Wines of the Week: Central Coast syrahs

California syrah has had its ups and downs in recent years, with many predicting its demise about a decade ago. There were even jokes ending with the punchline that it was easier to get rid of a case of (fill in the disease) than a case of syrah.

Nevertheless, acreage of syrah in California has been holding steady at about 15,000 for the past decade. Much of it is planted in the Central Valley and is most likely used in inexpensive blends, but the grape has maintained its popularity on the Central Coast, where it’s used in much more serious wines. In the most recent state grape acreage report, San Luis Obispo County has the most syrah planted, about 2,200 acres. (Most of that is in Paso Robles.) Santa Barbara County is a lesser player but still has about 1,200 acres.

So the wine of the week is actually two wines, both syrahs from the Central Coast. Both would be great accompaniments to grilled meats or poultry.

The first is the 2018 Melville Estate Syrah ($38) from the Sta. Rita Hills appellation of Santa Barbara County. The wine is smoky and spicy, with lively berry fruit and a note of bacon fat. It’s robust but light on its feet, with good energy. Sixty percent of the fruit is destemmed, and the sizable portion of whole-cluster fermentation shows in the wine’s savory accents.

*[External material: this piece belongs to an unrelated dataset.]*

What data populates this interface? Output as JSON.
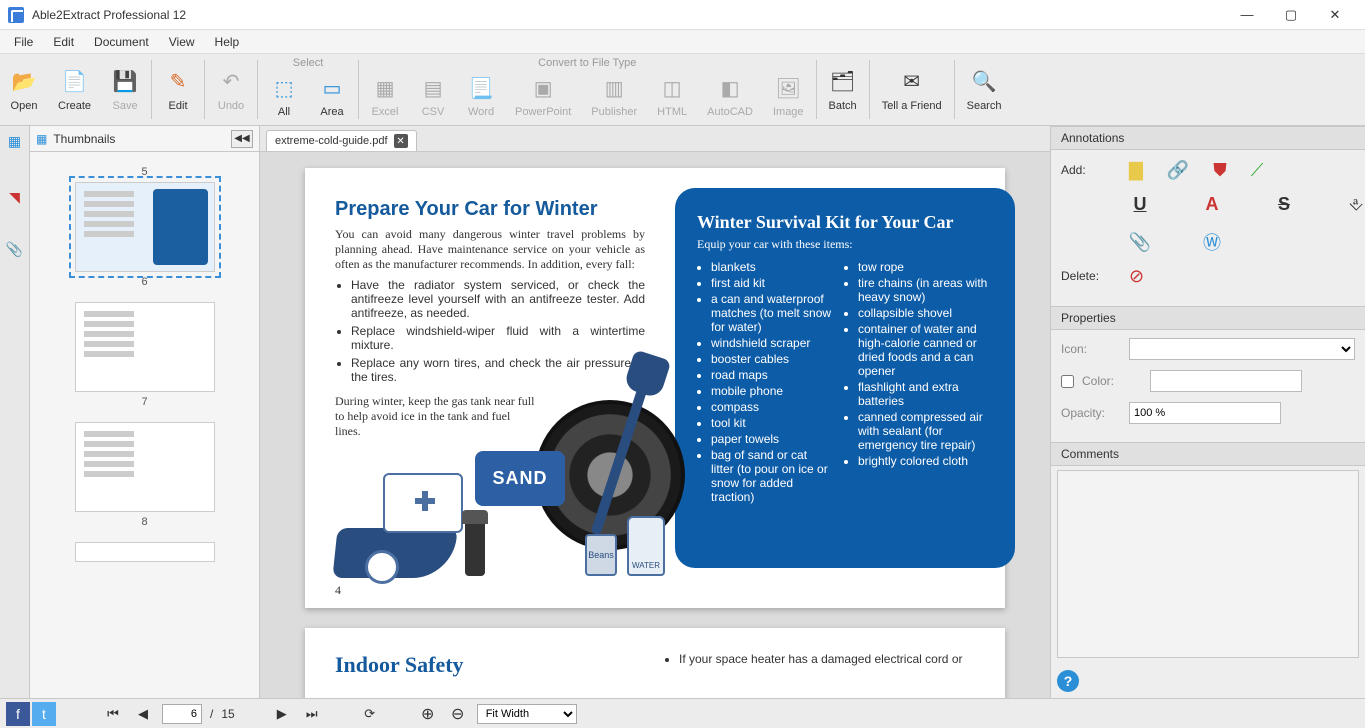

Second, we have the 2017 Falcone Family Syrah ($30) from Paso Robles. The blend, which includes 6 percent petite sirah, is lively, spicy and a little smoky, with ripe berry and a hint of dried fruit. The finish is persistent, with approachable tannins. Unlike the Melville, the Falcone syrah is made with all destemmed fruit, although winemaker John Falcone says a few whole clusters always get through.